Thanks to its improved macroeconomic situation, Ukraine’s government sold $3 billion of Eurobonds in September. Unfortunately, this sign of economic health tipped the political balance against reform. The International Monetary Fund (IMF) was supposed to give Ukraine credits of $4 billion in 2017. But since the government did not fulfill the IMF conditions, the country received only $1 billion, while it had to pay back $1.3 billion. The European Union canceled its last tranche of €600 million after Ukraine failed to fulfill four conditions.
At present, it looks doubtful whether either of these institutions will provide Ukraine with any funding in 2018, as their compassion has been replaced with distrust. The IMF is currently demanding five prior actions for further funding, namely the establishment of an independent anticorruption court, the legalization of private sales of agricultural land, the adoption of a privatization law, an improved pension reform, and adjustment of gas prices to market prices. The focal demand of all international creditors is an independent anticorruption court, since the court system has proved incapable of sentencing corrupt senior officials.
In reality the IMF almost certainly refused to provide Ukraine with the additional $3 billion not because Ukraine failed to perform its ‘reform’ obligations but because of the chilling effect of the High Court Judgment in London.

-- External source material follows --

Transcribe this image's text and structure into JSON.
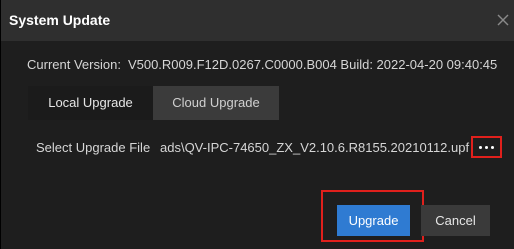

That threatens to declare Ukraine in a state of formal default, placing institutions like the IMF and the European Commission in unknown and potentially highly dangerous legal territory if they continue lending to Ukraine despite it. I have discussed this previously at length for example here.
Since admitting this would be politically highly embarrassing given how much the IMF and the European Commission have loaned to Ukraine already, the IMF and the European Commission are hiding behind the fiction that it is Ukraine’s supposed failure to carry out its ‘reform’ programme which is causing them to stop lending.
The years 2016 and 2017 ought to have been economically favourable for Ukraine.
The weather was good, allowing for good harvests, the worst of the fighting in the Donbass was over, the country had restructured its debts and was obtaining support from the IMF and the European Union, and – most important of all – the oil price had more than halved, drastically reducing the country’s import bill and taking pressure off its budget.
Anders Aslund was not completely misguided when he predicted on 3rd January 2017 that 2017 would be Ukraine’s breakthrough year.
In truth 2016 and 2017 were for Ukraine as good as it is ever likely to get.
The favourable conditions of those years are now ending.
The situation in the Donbass is unresolved, the weight of debt repayment is once again increasing, and $5 billion of payments to Russia will shortly fall due. Meanwhile IMF and EU lending has stopped. Most serious of all, the oil price is rising again, and has now reached $70 a barrel.
As the TASS article I quoted at the beginning of this article says, Ukraine’s already very high inflation rate is likely to increase still further in 2018, putting even greater pressure on living standards and on the country’s economy and budget.
Even Anders Aslund is no longer optimistic about the future.
For once Anders Aslund puts his finger on the problem: Ukraine’s hopelessly dysfunctional political system, which makes rational decision making impossible
Sadly, the ruling coalition does not seem to be interested in a real independent anticorruption court or electoral reform even if legislation is under way. Absurdly, Ukraine’s politicians seem to be absorbed by the presidential election scheduled for May 2019. Instead, they should focus on securing real property rights so that Ukraine can boost its investment ratio to 25-30 percent of GDP and grow by 6-8 percent a year.
To which all I can say is that given Ukraine’s realities it is baffling Aslund ever expected otherwise.
The statements, views and opinions expressed in this column are solely those of the author and do not necessarily represent those of The Duran.